Augustinians have served continuously in the Philippines since the year 1565, and have made a great contribution to the history of that nation.
Augustinians first landed in the Philippines from Mexico. The Augustinian priest and navigator, Andrés de Urdaneta O.S.A. discovered the sailing route for returning from the Philippines to Mexico in 1565.
Andrés de Urdaneta and four other Augustinians landed at Cebú in the Philippines on 27th April 1565.
They at once began a very successful apostolate. The first houses of the Augustinians were established at Cebú in 1565, and at Manila in 1571.
The Province of the Most Holy Name of Jesus in the Philippines was founded by the Prior General, Tadeo de Perusa O.S.A., on 7th March 1575 and centred on these four Augustinians in the expedition that under Spanish royal patronage had come from Mexico in April 1565.
They had been followed to the Philippines by a regular arrival of additional Augustinians on the Spanish galleons coming from Acapulco, Mexico.
The Province was named after the Most Holy Name of Jesus in honour of the image of the Santo Niño that had been discovered at Cebú in 1565.
These four Augustinians and those that followed them were charged with the evangelisation of the Philippines. One of them, Martin de Rada O.S.A., was the first Provincial, and has also been called the father of evangelisation in the Philippines.
Up to 1578 the Augustinians were the only missionaries in the Islands. By the end of the 16th century they had established some 54 houses in six Islands: Cebu, Panay, Luzon, Mindoro, Masbate, and Leyte. Later, in 1594, some of those houses were handed over to other Orders.

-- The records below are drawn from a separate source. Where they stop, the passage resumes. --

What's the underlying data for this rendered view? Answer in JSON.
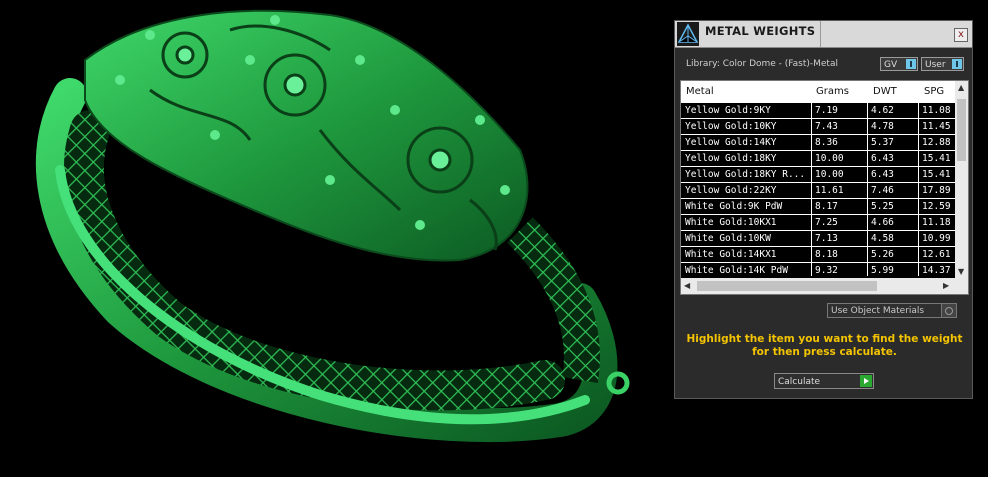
{
  "panel": {
    "title": "METAL WEIGHTS",
    "close_label": "x",
    "library": "Library: Color Dome - (Fast)-Metal",
    "toggle_gv": "GV",
    "toggle_user": "User",
    "use_materials": "Use Object Materials",
    "instruction": "Highlight the item you want to find the weight for then press calculate.",
    "calculate": "Calculate"
  },
  "table": {
    "headers": [
      "Metal",
      "Grams",
      "DWT",
      "SPG"
    ],
    "rows": [
      [
        "Yellow Gold:9KY",
        "7.19",
        "4.62",
        "11.08"
      ],
      [
        "Yellow Gold:10KY",
        "7.43",
        "4.78",
        "11.45"
      ],
      [
        "Yellow Gold:14KY",
        "8.36",
        "5.37",
        "12.88"
      ],
      [
        "Yellow Gold:18KY",
        "10.00",
        "6.43",
        "15.41"
      ],
      [
        "Yellow Gold:18KY R...",
        "10.00",
        "6.43",
        "15.41"
      ],
      [
        "Yellow Gold:22KY",
        "11.61",
        "7.46",
        "17.89"
      ],
      [
        "White Gold:9K PdW",
        "8.17",
        "5.25",
        "12.59"
      ],
      [
        "White Gold:10KX1",
        "7.25",
        "4.66",
        "11.18"
      ],
      [
        "White Gold:10KW",
        "7.13",
        "4.58",
        "10.99"
      ],
      [
        "White Gold:14KX1",
        "8.18",
        "5.26",
        "12.61"
      ],
      [
        "White Gold:14K PdW",
        "9.32",
        "5.99",
        "14.37"
      ]
    ]
  },
  "colors": {
    "model": "#22a844",
    "instruction": "#f4c400",
    "go_button": "#2aa832"
  }
}
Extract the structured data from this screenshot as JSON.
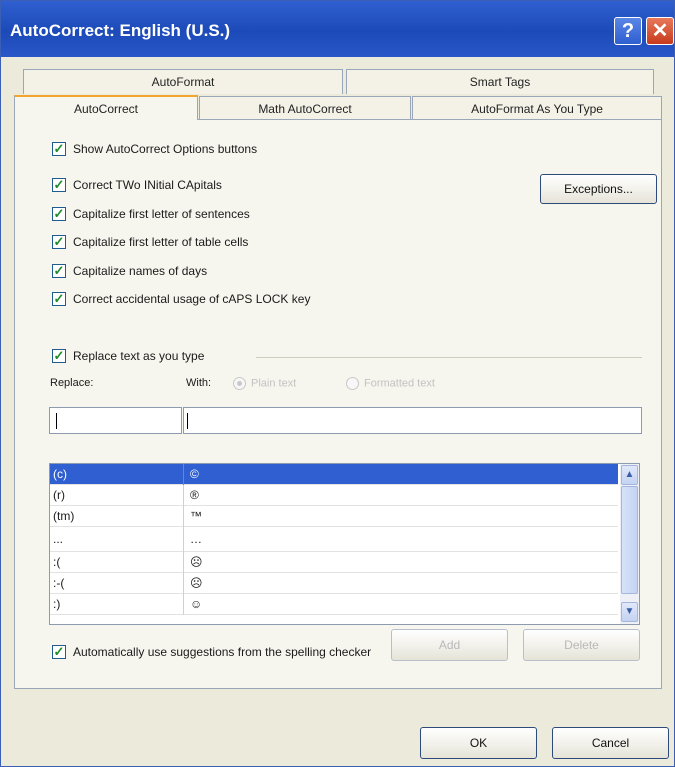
{
  "window": {
    "title": "AutoCorrect: English (U.S.)",
    "help_glyph": "?",
    "close_glyph": "✕"
  },
  "tabs": {
    "row1": [
      "AutoFormat",
      "Smart Tags"
    ],
    "row2": [
      "AutoCorrect",
      "Math AutoCorrect",
      "AutoFormat As You Type"
    ],
    "active": "AutoCorrect"
  },
  "options": {
    "show_buttons": {
      "label": "Show AutoCorrect Options buttons",
      "checked": true
    },
    "correct_two_initial": {
      "label": "Correct TWo INitial CApitals",
      "checked": true
    },
    "capitalize_sentences": {
      "label": "Capitalize first letter of sentences",
      "checked": true
    },
    "capitalize_table_cells": {
      "label": "Capitalize first letter of table cells",
      "checked": true
    },
    "capitalize_days": {
      "label": "Capitalize names of days",
      "checked": true
    },
    "caps_lock": {
      "label": "Correct accidental usage of cAPS LOCK key",
      "checked": true
    },
    "replace_text": {
      "label": "Replace text as you type",
      "checked": true
    },
    "auto_suggestions": {
      "label": "Automatically use suggestions from the spelling checker",
      "checked": true
    }
  },
  "exceptions_button": "Exceptions...",
  "replace": {
    "replace_label": "Replace:",
    "with_label": "With:",
    "plain_text": "Plain text",
    "formatted_text": "Formatted text",
    "replace_value": "",
    "with_value": ""
  },
  "entries": [
    {
      "replace": "(c)",
      "with": "©"
    },
    {
      "replace": "(r)",
      "with": "®"
    },
    {
      "replace": "(tm)",
      "with": "™"
    },
    {
      "replace": "...",
      "with": "…"
    },
    {
      "replace": ":(",
      "with": "☹"
    },
    {
      "replace": ":-(",
      "with": "☹"
    },
    {
      "replace": ":)",
      "with": "☺"
    }
  ],
  "scroll": {
    "up": "▲",
    "down": "▼"
  },
  "check_glyph": "✓",
  "buttons": {
    "add": "Add",
    "delete": "Delete",
    "ok": "OK",
    "cancel": "Cancel"
  }
}
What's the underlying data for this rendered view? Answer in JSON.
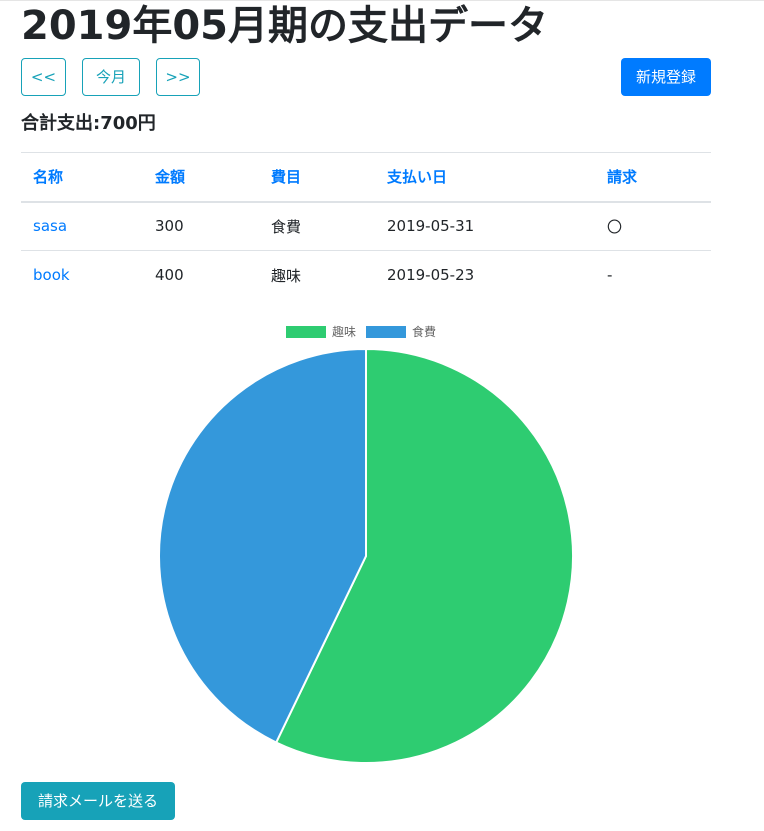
{
  "page": {
    "title": "2019年05月期の支出データ",
    "nav": {
      "prev": "<<",
      "current": "今月",
      "next": ">>"
    },
    "new_button": "新規登録",
    "total": "合計支出:700円",
    "send_mail_button": "請求メールを送る"
  },
  "table": {
    "headers": [
      "名称",
      "金額",
      "費目",
      "支払い日",
      "請求"
    ],
    "rows": [
      {
        "name": "sasa",
        "amount": "300",
        "category": "食費",
        "date": "2019-05-31",
        "billing": "〇"
      },
      {
        "name": "book",
        "amount": "400",
        "category": "趣味",
        "date": "2019-05-23",
        "billing": "-"
      }
    ]
  },
  "chart_data": {
    "type": "pie",
    "categories": [
      "趣味",
      "食費"
    ],
    "values": [
      400,
      300
    ],
    "colors": [
      "#2ecc71",
      "#3498db"
    ],
    "legend": "top"
  }
}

Since then, the Augustinians worked in the evangelization of the Filipinos in Ilocos, La Union, Tarlac, Pampanga, Bulacan, Metro Manila and Batangas in Luzon, in Panay Island and Southern Cebu. In the 18th century they began their missionary work among the people of the Mountain Province, Abra and Nueva Ec
After being the first priests to serve in the Philippines, the Augustinians continued to be foremost in making the area Christian. They built hundreds of churches and towns, blending Spanish and local elements of culture into forms characteristically Filipino even to the present times.

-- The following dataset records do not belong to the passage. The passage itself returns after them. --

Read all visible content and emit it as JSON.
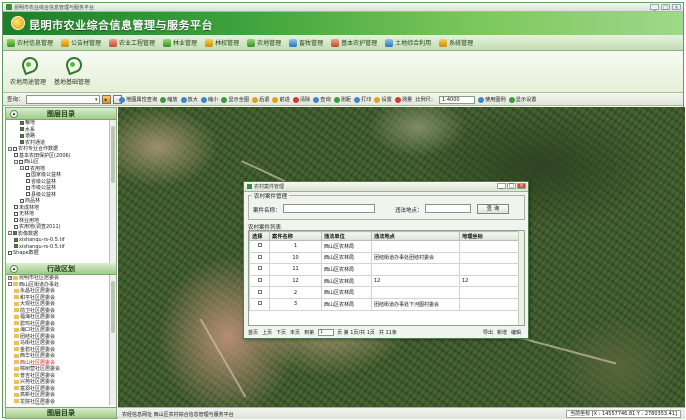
{
  "window": {
    "title": "昆明市农业综合信息管理与服务平台",
    "controls": [
      "_",
      "□",
      "×"
    ]
  },
  "banner": {
    "title": "昆明市农业综合信息管理与服务平台"
  },
  "main_menu": [
    {
      "label": "农村信息管理",
      "icon": "folder-icon"
    },
    {
      "label": "公告材管理",
      "icon": "document-icon"
    },
    {
      "label": "农业工程管理",
      "icon": "tractor-icon"
    },
    {
      "label": "林业管理",
      "icon": "tree-icon"
    },
    {
      "label": "林权管理",
      "icon": "certificate-icon"
    },
    {
      "label": "农地管理",
      "icon": "field-icon"
    },
    {
      "label": "畜牧管理",
      "icon": "livestock-icon"
    },
    {
      "label": "基本农护管理",
      "icon": "shield-icon"
    },
    {
      "label": "土地综合利用",
      "icon": "land-icon"
    },
    {
      "label": "系统管理",
      "icon": "gear-icon"
    }
  ],
  "ribbon": [
    {
      "label": "农地用途管理",
      "icon": "location-pin-icon"
    },
    {
      "label": "基地基础管理",
      "icon": "location-pin-icon"
    }
  ],
  "toolbar": {
    "search_label": "查询：",
    "search_value": "",
    "tools": [
      {
        "label": "地图属性查询",
        "icon": "info-icon"
      },
      {
        "label": "缩放",
        "icon": "pan-icon"
      },
      {
        "label": "放大",
        "icon": "zoom-in-icon"
      },
      {
        "label": "缩小",
        "icon": "zoom-out-icon"
      },
      {
        "label": "显示全图",
        "icon": "full-extent-icon"
      },
      {
        "label": "后退",
        "icon": "back-icon"
      },
      {
        "label": "前进",
        "icon": "forward-icon"
      },
      {
        "label": "清除",
        "icon": "clear-icon"
      },
      {
        "label": "查询",
        "icon": "query-icon"
      },
      {
        "label": "测距",
        "icon": "measure-icon"
      },
      {
        "label": "打印",
        "icon": "print-icon"
      },
      {
        "label": "设置",
        "icon": "settings-icon"
      },
      {
        "label": "测量",
        "icon": "ruler-icon"
      }
    ],
    "scale_label": "比例尺：",
    "scale_value": "1:4000",
    "right_tools": [
      {
        "label": "使用图例",
        "icon": "legend-icon"
      },
      {
        "label": "显示设置",
        "icon": "display-icon"
      }
    ]
  },
  "left_panel": {
    "top_title": "图层目录",
    "tree": [
      {
        "text": "粮地",
        "level": 3,
        "checked": true
      },
      {
        "text": "水系",
        "level": 3,
        "checked": true
      },
      {
        "text": "道路",
        "level": 3,
        "checked": true
      },
      {
        "text": "农村通道",
        "level": 3,
        "checked": true
      },
      {
        "text": "农村专业合作数据",
        "level": 1,
        "checked": false,
        "expander": "-"
      },
      {
        "text": "基本农田保护区(2006)",
        "level": 2,
        "checked": false
      },
      {
        "text": "西山区",
        "level": 2,
        "checked": false,
        "expander": "-"
      },
      {
        "text": "农用地",
        "level": 3,
        "checked": false,
        "expander": "-"
      },
      {
        "text": "国家级公益林",
        "level": 4,
        "checked": false
      },
      {
        "text": "省级公益林",
        "level": 4,
        "checked": false
      },
      {
        "text": "市级公益林",
        "level": 4,
        "checked": false
      },
      {
        "text": "县级公益林",
        "level": 4,
        "checked": false
      },
      {
        "text": "商品林",
        "level": 3,
        "checked": false
      },
      {
        "text": "未成林地",
        "level": 2,
        "checked": false
      },
      {
        "text": "无林地",
        "level": 2,
        "checked": false
      },
      {
        "text": "林业用地",
        "level": 2,
        "checked": false
      },
      {
        "text": "农用地(调查2011)",
        "level": 2,
        "checked": false
      },
      {
        "text": "影像数据",
        "level": 1,
        "checked": true,
        "expander": "-"
      },
      {
        "text": "xishanqu-rs-0.5.tif",
        "level": 2,
        "checked": true
      },
      {
        "text": "xishanqu-rs-0.5.tif",
        "level": 2,
        "checked": true
      },
      {
        "text": "Shape数据",
        "level": 1,
        "checked": false
      }
    ],
    "mid_title": "行政区划",
    "tree2": [
      {
        "text": "昆明市社区居委会",
        "level": 1,
        "expander": "+"
      },
      {
        "text": "西山区街道办事处",
        "level": 1,
        "expander": "-"
      },
      {
        "text": "永昌社区居委会",
        "level": 2
      },
      {
        "text": "和平社区居委会",
        "level": 2
      },
      {
        "text": "大观社区居委会",
        "level": 2
      },
      {
        "text": "前卫社区居委会",
        "level": 2
      },
      {
        "text": "福海社区居委会",
        "level": 2
      },
      {
        "text": "碧鸡社区居委会",
        "level": 2
      },
      {
        "text": "海口社区居委会",
        "level": 2
      },
      {
        "text": "团结社区居委会",
        "level": 2
      },
      {
        "text": "马街社区居委会",
        "level": 2
      },
      {
        "text": "金碧社区居委会",
        "level": 2
      },
      {
        "text": "西华社区居委会",
        "level": 2
      },
      {
        "text": "西山社区居委会",
        "level": 2,
        "red": true
      },
      {
        "text": "棕树营社区居委会",
        "level": 2
      },
      {
        "text": "普吉社区居委会",
        "level": 2
      },
      {
        "text": "兴苑社区居委会",
        "level": 2
      },
      {
        "text": "富源社区居委会",
        "level": 2
      },
      {
        "text": "高新社区居委会",
        "level": 2
      },
      {
        "text": "龙院社区居委会",
        "level": 2
      },
      {
        "text": "宝海社区居委会",
        "level": 2
      }
    ],
    "bottom_title": "图层目录"
  },
  "map": {
    "status_left": "农经信息网址 西山区农村综合信息管理与服务平台",
    "status_right": "当前坐标 [X : 14557746.81 Y : 2780353.41]"
  },
  "dialog": {
    "title": "农村案件管理",
    "fieldset_legend": "农村案件管理",
    "name_label": "案件名称：",
    "name_value": "",
    "location_label": "违法地点：",
    "location_value": "",
    "query_button": "查  询",
    "list_label": "农村案件列表",
    "columns": [
      "选择",
      "案件名称",
      "违法单位",
      "违法地点",
      "地理坐标"
    ],
    "rows": [
      [
        "",
        "1",
        "西山区农林局",
        "",
        ""
      ],
      [
        "",
        "10",
        "西山区农林局",
        "团结街道办事处团结村委会",
        ""
      ],
      [
        "",
        "11",
        "西山区农林局",
        "",
        ""
      ],
      [
        "",
        "12",
        "西山区农林局",
        "12",
        "12"
      ],
      [
        "",
        "2",
        "西山区农林局",
        "",
        ""
      ],
      [
        "",
        "3",
        "西山区农林局",
        "团结街道办事处下河图村委会",
        ""
      ]
    ],
    "pager": {
      "first": "首页",
      "prev": "上页",
      "next": "下页",
      "last": "末页",
      "goto_label": "到第",
      "goto_value": "1",
      "page_info": "页 第 1页/共 1页",
      "total": "共 11条",
      "export": "导出",
      "add": "新增",
      "edit": "编辑"
    }
  }
}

Augustinians made an invaluable contribution to the material and cultural progress in the country. They helped revolutionize the cultivation of the agricultural products of the country and introduced from America and Asia; wheat, sugar, coffee, cocoa, tobacco, potatoes, tomatoes, and various fruits. They directed the building of churches, schools, roads, channels for irrigation and organized the towns.
(Continued on the next page.)